The officers of the Lima Police Department are trained to handle any situation.
Armed suspects? No problem. Tracking burglars? Sure. Protecting the residents? Absolutely.
But smart alecks on social media? That’s a bit more tricky.
“It’s something I was not completely prepared for when I took on the role of social media,” admitted Sgt. Andy Green, the man in charge of patrol services for the LPD and the guy behind the department’s updates on Twitter.com/limapolice and Facebook.com/LimaPoliceDepartment.
It’s surprising how many people will openly admit their intentions to commit a crime on social media. Take an exchange from last weekend.
“Bout to get some green. Bahahaha so stoked to smoke,” wrote a Twitter user, throwing in hashtags such as #Stoner and #RollinABlunt.
Little did the woman expect this response from the Lima Police Department: “You sure that’s a good idea?”
A short conversation ensued before the user summarized, “Lima PD can find time to send me tweets when we’ve got enough crime going on around here,” along with hashtags of #BecauseIGotHigh and #IKnowMyRights.
Lima PD’s Green brought the funny: “It’s called #multitasking,” showing he can use hashtags too while adding #drugsarebad.
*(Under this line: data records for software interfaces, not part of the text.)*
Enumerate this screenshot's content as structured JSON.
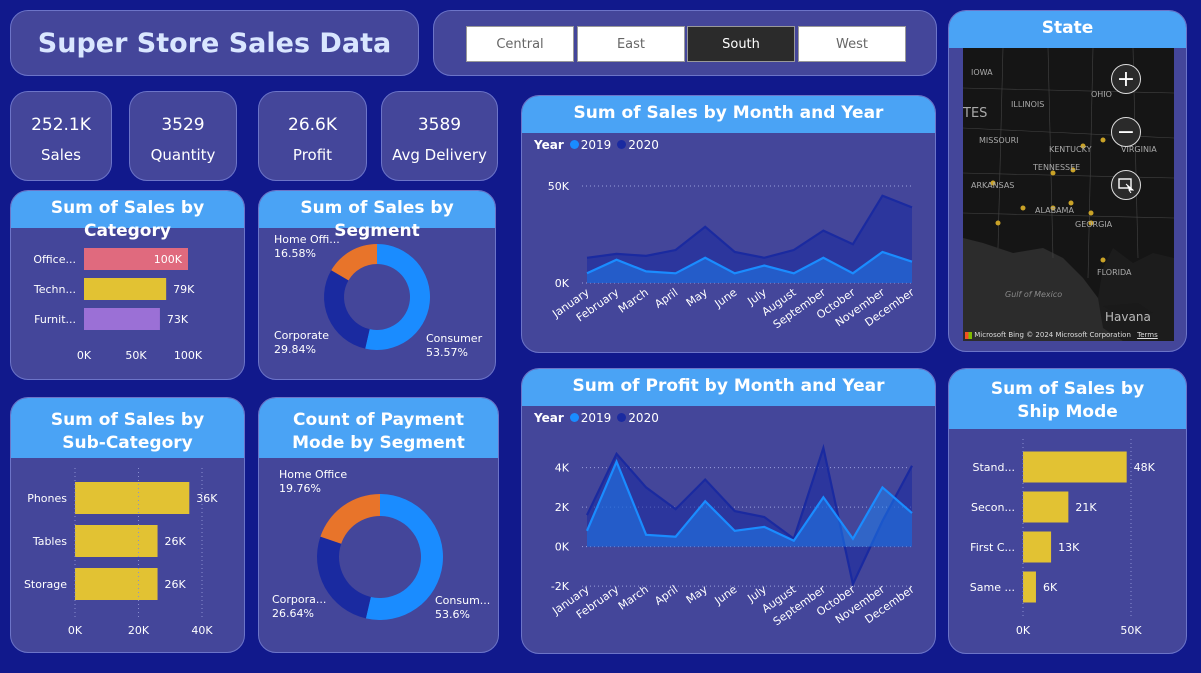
{
  "header": {
    "title": "Super Store Sales Data"
  },
  "slicer": {
    "options": [
      "Central",
      "East",
      "South",
      "West"
    ],
    "selected": "South"
  },
  "kpis": [
    {
      "value": "252.1K",
      "label": "Sales"
    },
    {
      "value": "3529",
      "label": "Quantity"
    },
    {
      "value": "26.6K",
      "label": "Profit"
    },
    {
      "value": "3589",
      "label": "Avg Delivery"
    }
  ],
  "map": {
    "title": "State",
    "labels": [
      "IOWA",
      "ILLINOIS",
      "OHIO",
      "MISSOURI",
      "KENTUCKY",
      "VIRGINIA",
      "TENNESSEE",
      "ARKANSAS",
      "ALABAMA",
      "GEORGIA",
      "FLORIDA",
      "Gulf of Mexico",
      "Havana",
      "TES",
      "© 2024 Microsoft Corporation",
      "Terms",
      "Microsoft Bing"
    ],
    "zoom_in": "+",
    "zoom_out": "−"
  },
  "colors": {
    "background": "#11198c",
    "panel": "#44469a",
    "header": "#4aa3f5",
    "y2019": "#1a8cff",
    "y2020": "#1a2aa0",
    "orange": "#e8742a",
    "yellow": "#e2c233",
    "pink": "#e06a7e",
    "purple": "#9b70d6"
  },
  "chart_data": [
    {
      "id": "category",
      "type": "bar",
      "title": "Sum of Sales by Category",
      "categories": [
        "Office...",
        "Techn...",
        "Furnit..."
      ],
      "values": [
        100,
        79,
        73
      ],
      "data_labels": [
        "100K",
        "79K",
        "73K"
      ],
      "bar_colors": [
        "#e06a7e",
        "#e2c233",
        "#9b70d6"
      ],
      "xticks": [
        "0K",
        "50K",
        "100K"
      ],
      "xlim": [
        0,
        100
      ]
    },
    {
      "id": "segment",
      "type": "pie",
      "title": "Sum of Sales by Segment",
      "labels": [
        "Consumer",
        "Corporate",
        "Home Offi..."
      ],
      "values": [
        53.57,
        29.84,
        16.58
      ],
      "pct_labels": [
        "53.57%",
        "29.84%",
        "16.58%"
      ],
      "colors": [
        "#1a8cff",
        "#1a2aa0",
        "#e8742a"
      ]
    },
    {
      "id": "subcategory",
      "type": "bar",
      "title": "Sum of Sales by Sub-Category",
      "categories": [
        "Phones",
        "Tables",
        "Storage"
      ],
      "values": [
        36,
        26,
        26
      ],
      "data_labels": [
        "36K",
        "26K",
        "26K"
      ],
      "xticks": [
        "0K",
        "20K",
        "40K"
      ],
      "xlim": [
        0,
        40
      ]
    },
    {
      "id": "payment",
      "type": "pie",
      "title": "Count of Payment Mode by Segment",
      "labels": [
        "Consum...",
        "Corpora...",
        "Home Office"
      ],
      "values": [
        53.6,
        26.64,
        19.76
      ],
      "pct_labels": [
        "53.6%",
        "26.64%",
        "19.76%"
      ],
      "colors": [
        "#1a8cff",
        "#1a2aa0",
        "#e8742a"
      ]
    },
    {
      "id": "sales_month",
      "type": "area",
      "title": "Sum of Sales by Month and Year",
      "legend_title": "Year",
      "x": [
        "January",
        "February",
        "March",
        "April",
        "May",
        "June",
        "July",
        "August",
        "September",
        "October",
        "November",
        "December"
      ],
      "series": [
        {
          "name": "2019",
          "values": [
            5,
            12,
            6,
            5,
            13,
            5,
            9,
            5,
            13,
            5,
            16,
            11
          ]
        },
        {
          "name": "2020",
          "values": [
            13,
            15,
            14,
            17,
            29,
            16,
            13,
            17,
            27,
            20,
            45,
            39
          ]
        }
      ],
      "ylim": [
        0,
        50
      ],
      "yticks": [
        "0K",
        "50K"
      ]
    },
    {
      "id": "profit_month",
      "type": "area",
      "title": "Sum of Profit by Month and Year",
      "legend_title": "Year",
      "x": [
        "January",
        "February",
        "March",
        "April",
        "May",
        "June",
        "July",
        "August",
        "September",
        "October",
        "November",
        "December"
      ],
      "series": [
        {
          "name": "2019",
          "values": [
            0.8,
            4.3,
            0.6,
            0.5,
            2.3,
            0.8,
            1.0,
            0.3,
            2.5,
            0.4,
            3.0,
            1.7
          ]
        },
        {
          "name": "2020",
          "values": [
            1.6,
            4.7,
            3.0,
            1.9,
            3.4,
            1.8,
            1.5,
            0.4,
            5.0,
            -1.9,
            1.3,
            4.1
          ]
        }
      ],
      "ylim": [
        -2.4,
        5.2
      ],
      "yticks": [
        "4K",
        "2K",
        "0K",
        "-2K"
      ],
      "ytick_values": [
        4,
        2,
        0,
        -2
      ]
    },
    {
      "id": "shipmode",
      "type": "bar",
      "title": "Sum of Sales by Ship Mode",
      "categories": [
        "Stand...",
        "Secon...",
        "First C...",
        "Same ..."
      ],
      "values": [
        48,
        21,
        13,
        6
      ],
      "data_labels": [
        "48K",
        "21K",
        "13K",
        "6K"
      ],
      "xticks": [
        "0K",
        "50K"
      ],
      "xlim": [
        0,
        50
      ]
    }
  ]
}
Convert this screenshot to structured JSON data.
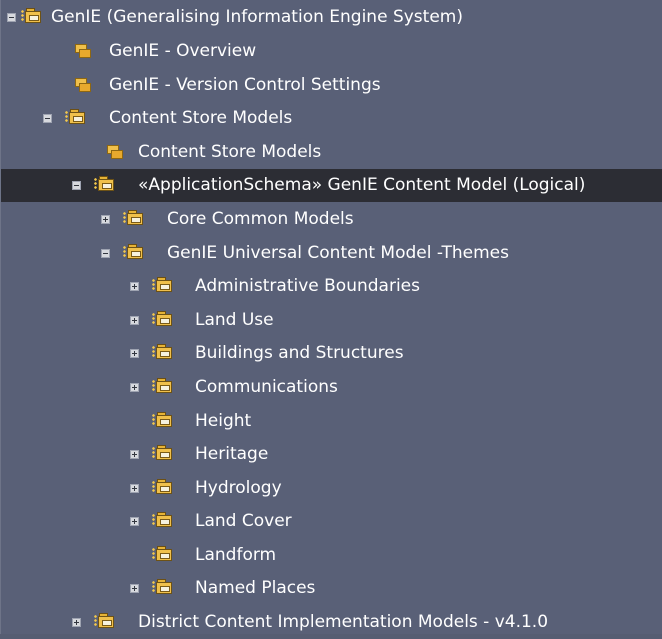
{
  "tree": {
    "rows": [
      {
        "label": "GenIE (Generalising Information Engine System)"
      },
      {
        "label": "GenIE - Overview"
      },
      {
        "label": "GenIE - Version Control Settings"
      },
      {
        "label": "Content Store Models"
      },
      {
        "label": "Content Store Models"
      },
      {
        "label": "«ApplicationSchema» GenIE Content Model (Logical)"
      },
      {
        "label": "Core Common Models"
      },
      {
        "label": "GenIE Universal Content Model -Themes"
      },
      {
        "label": "Administrative Boundaries"
      },
      {
        "label": "Land Use"
      },
      {
        "label": "Buildings and Structures"
      },
      {
        "label": "Communications"
      },
      {
        "label": "Height"
      },
      {
        "label": "Heritage"
      },
      {
        "label": "Hydrology"
      },
      {
        "label": "Land Cover"
      },
      {
        "label": "Landform"
      },
      {
        "label": "Named Places"
      },
      {
        "label": "District Content Implementation Models - v4.1.0"
      }
    ]
  },
  "colors": {
    "background": "#596077",
    "selected_row": "#2c2d34",
    "text": "#ffffff",
    "package_icon": "#f0c04b"
  }
}
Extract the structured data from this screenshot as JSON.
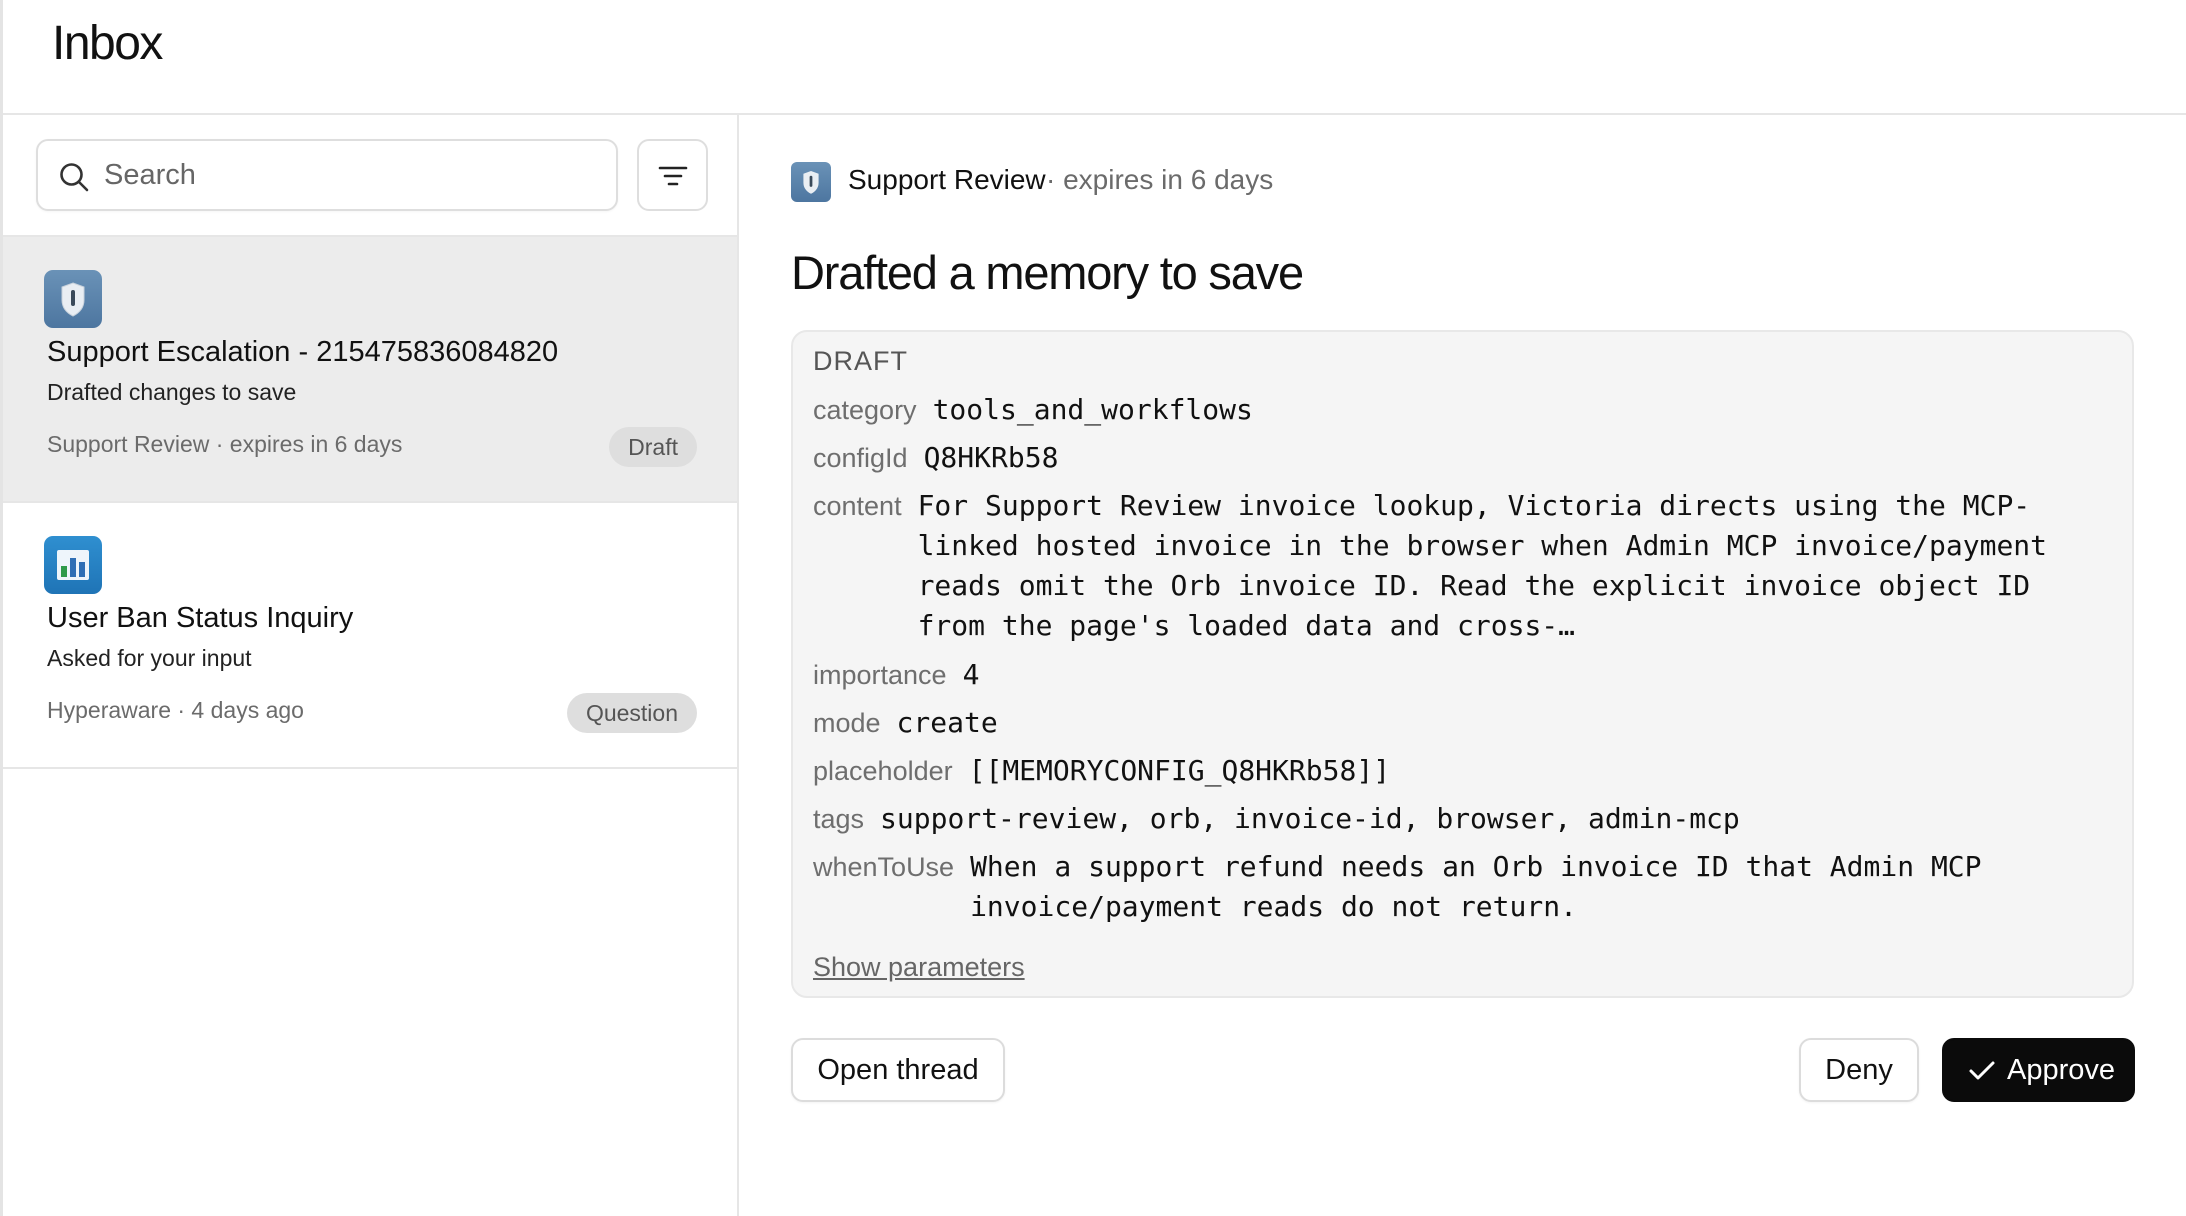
{
  "header": {
    "title": "Inbox"
  },
  "search": {
    "placeholder": "Search"
  },
  "inbox_items": [
    {
      "icon": "shield-app-icon",
      "title": "Support Escalation - 215475836084820",
      "subtitle": "Drafted changes to save",
      "meta": "Support Review · expires in 6 days",
      "badge": "Draft",
      "selected": true
    },
    {
      "icon": "bar-chart-app-icon",
      "title": "User Ban Status Inquiry",
      "subtitle": "Asked for your input",
      "meta": "Hyperaware · 4 days ago",
      "badge": "Question",
      "selected": false
    }
  ],
  "detail": {
    "source_name": "Support Review",
    "source_meta": "· expires in 6 days",
    "heading": "Drafted a memory to save",
    "draft_label": "DRAFT",
    "fields": [
      {
        "key": "category",
        "value": "tools_and_workflows"
      },
      {
        "key": "configId",
        "value": "Q8HKRb58"
      },
      {
        "key": "content",
        "value": "For Support Review invoice lookup, Victoria directs using the MCP-linked hosted invoice in the browser when Admin MCP invoice/payment reads omit the Orb invoice ID. Read the explicit invoice object ID from the page's loaded data and cross-…"
      },
      {
        "key": "importance",
        "value": "4"
      },
      {
        "key": "mode",
        "value": "create"
      },
      {
        "key": "placeholder",
        "value": "[[MEMORYCONFIG_Q8HKRb58]]"
      },
      {
        "key": "tags",
        "value": "support-review, orb, invoice-id, browser, admin-mcp"
      },
      {
        "key": "whenToUse",
        "value": "When a support refund needs an Orb invoice ID that Admin MCP invoice/payment reads do not return."
      }
    ],
    "show_parameters": "Show parameters"
  },
  "actions": {
    "open_thread": "Open thread",
    "deny": "Deny",
    "approve": "Approve"
  },
  "colors": {
    "selected_row": "#ececec",
    "approve_bg": "#0b0b0b",
    "badge_bg": "#dedede",
    "draft_card_bg": "#f5f5f5"
  }
}
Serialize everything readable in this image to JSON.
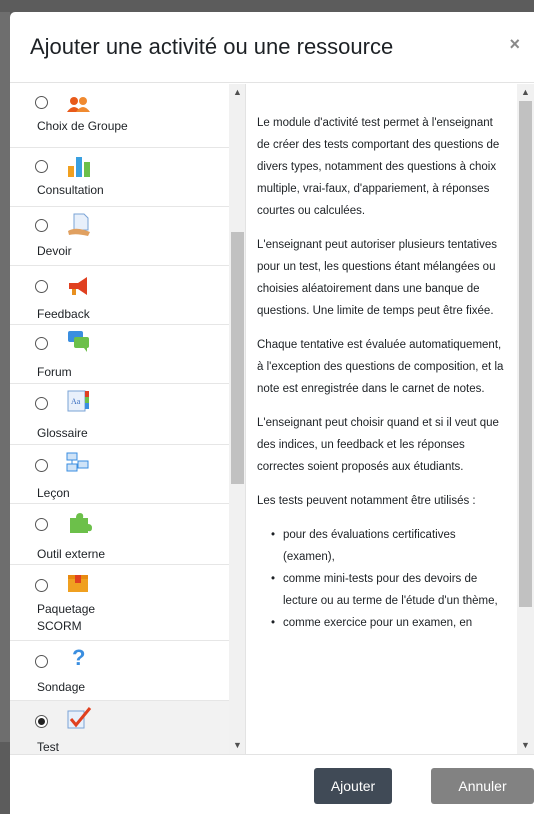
{
  "dialog": {
    "title": "Ajouter une activité ou une ressource",
    "close_glyph": "×"
  },
  "options": [
    {
      "label": "Choix de Groupe",
      "icon": "group-choice-icon",
      "selected": false
    },
    {
      "label": "Consultation",
      "icon": "bar-chart-icon",
      "selected": false
    },
    {
      "label": "Devoir",
      "icon": "assignment-icon",
      "selected": false
    },
    {
      "label": "Feedback",
      "icon": "megaphone-icon",
      "selected": false
    },
    {
      "label": "Forum",
      "icon": "speech-bubbles-icon",
      "selected": false
    },
    {
      "label": "Glossaire",
      "icon": "glossary-icon",
      "selected": false
    },
    {
      "label": "Leçon",
      "icon": "lesson-icon",
      "selected": false
    },
    {
      "label": "Outil externe",
      "icon": "puzzle-icon",
      "selected": false
    },
    {
      "label": "Paquetage",
      "label2": "SCORM",
      "icon": "package-icon",
      "selected": false
    },
    {
      "label": "Sondage",
      "icon": "question-mark-icon",
      "selected": false
    },
    {
      "label": "Test",
      "icon": "quiz-checkmark-icon",
      "selected": true
    }
  ],
  "description": {
    "p1": "Le module d'activité test permet à l'enseignant de créer des tests comportant des questions de divers types, notamment des questions à choix multiple, vrai-faux, d'appariement, à réponses courtes ou calculées.",
    "p2": "L'enseignant peut autoriser plusieurs tentatives pour un test, les questions étant mélangées ou choisies aléatoirement dans une banque de questions. Une limite de temps peut être fixée.",
    "p3": "Chaque tentative est évaluée automatiquement, à l'exception des questions de composition, et la note est enregistrée dans le carnet de notes.",
    "p4": "L'enseignant peut choisir quand et si il veut que des indices, un feedback et les réponses correctes soient proposés aux étudiants.",
    "p5": "Les tests peuvent notamment être utilisés :",
    "bullets": [
      "pour des évaluations certificatives (examen),",
      "comme mini-tests pour des devoirs de lecture ou au terme de l'étude d'un thème,",
      "comme exercice pour un examen, en"
    ]
  },
  "footer": {
    "add_label": "Ajouter",
    "cancel_label": "Annuler"
  },
  "colors": {
    "primary_button": "#404a56",
    "secondary_button": "#828282"
  }
}
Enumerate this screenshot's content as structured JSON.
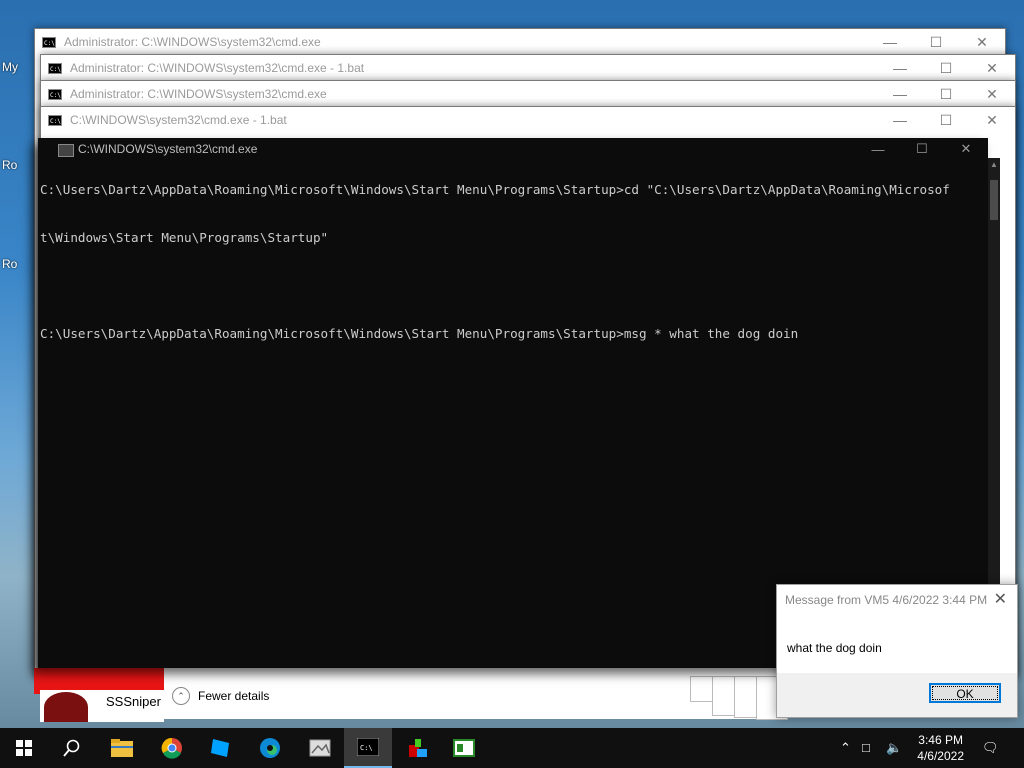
{
  "desktop": {
    "icon_labels": [
      "My",
      "Ro",
      "Ro"
    ]
  },
  "windows": [
    {
      "title": "Administrator: C:\\WINDOWS\\system32\\cmd.exe"
    },
    {
      "title": "Administrator: C:\\WINDOWS\\system32\\cmd.exe - 1.bat"
    },
    {
      "title": "Administrator: C:\\WINDOWS\\system32\\cmd.exe"
    },
    {
      "title": "C:\\WINDOWS\\system32\\cmd.exe - 1.bat"
    }
  ],
  "console": {
    "title": "C:\\WINDOWS\\system32\\cmd.exe",
    "lines": [
      "C:\\Users\\Dartz\\AppData\\Roaming\\Microsoft\\Windows\\Start Menu\\Programs\\Startup>cd \"C:\\Users\\Dartz\\AppData\\Roaming\\Microsof",
      "t\\Windows\\Start Menu\\Programs\\Startup\"",
      "",
      "C:\\Users\\Dartz\\AppData\\Roaming\\Microsoft\\Windows\\Start Menu\\Programs\\Startup>msg * what the dog doin"
    ]
  },
  "dialog": {
    "title": "Message from VM5 4/6/2022 3:44 PM",
    "message": "what the dog doin",
    "ok_label": "OK"
  },
  "task_manager": {
    "fewer_details_label": "Fewer details"
  },
  "gamer": {
    "name": "SSSniper"
  },
  "taskbar": {
    "time": "3:46 PM",
    "date": "4/6/2022",
    "accent": "#76b9ed"
  }
}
Most people are respectful to police officers. Still, police often deal with people trying to incite a negative response when they’re on patrol, trying to bait officers into inappropriate reactions.
The Internet brings out an ever worse level in some people, though.
Green said he tries not to fall for the “trolling” on the Internet, when people try to provoke a negative response. Still, he sees “teaching moments” where he can explain why the police handle situations the way they do. Still, he follows his “15-minute rule,” waiting to respond until he has a chance to formulate an appropriate response.
“I want to be able to go in and defend the position of the Police Department. I take a lot of pride in the Lima Police Department, and so does everyone else in the Lima Police Department,” Green said. “We believe it’s a great organization, so it’s a hard pill to swallow when people are saying things we just know are untrue.”
That’s the hardest part of monitoring an organization’s social media presence. As the hall monitor for The Lima News’ online presences, I often want to strike out at people criticizing the organization in ways that seem unfair to me. You want to defend it or try to explain it.
Green’s 15-minute rule pays off, though. You find a nicer way of diffusing the person’s comments.
Green said in those 15 minutes, other members of the social media community often step in to defend the police, Green said.
“‘Keyboard bravery,’ I’ll call it,” Green said. “They think just because they’re behind the computer and not physically in front of a police officer, they can say whatever they want.”
Green recently spent part of a weekend responding to someone planning to use Allentown Road as his personal drag strip. Green responded with humor, saying the police will be there to meet him. Generally the department won’t let social media interactions drive enforcement plans, although it can be helpful. The department found out about an underage drinking party recently.
The department also uses its Facebook and Twitter accounts to update the public on accident scenes to avoid, share photos of officers doing good deeds and even spread the word on people with active warrants.
“It’s been a great tool for us,” Green said.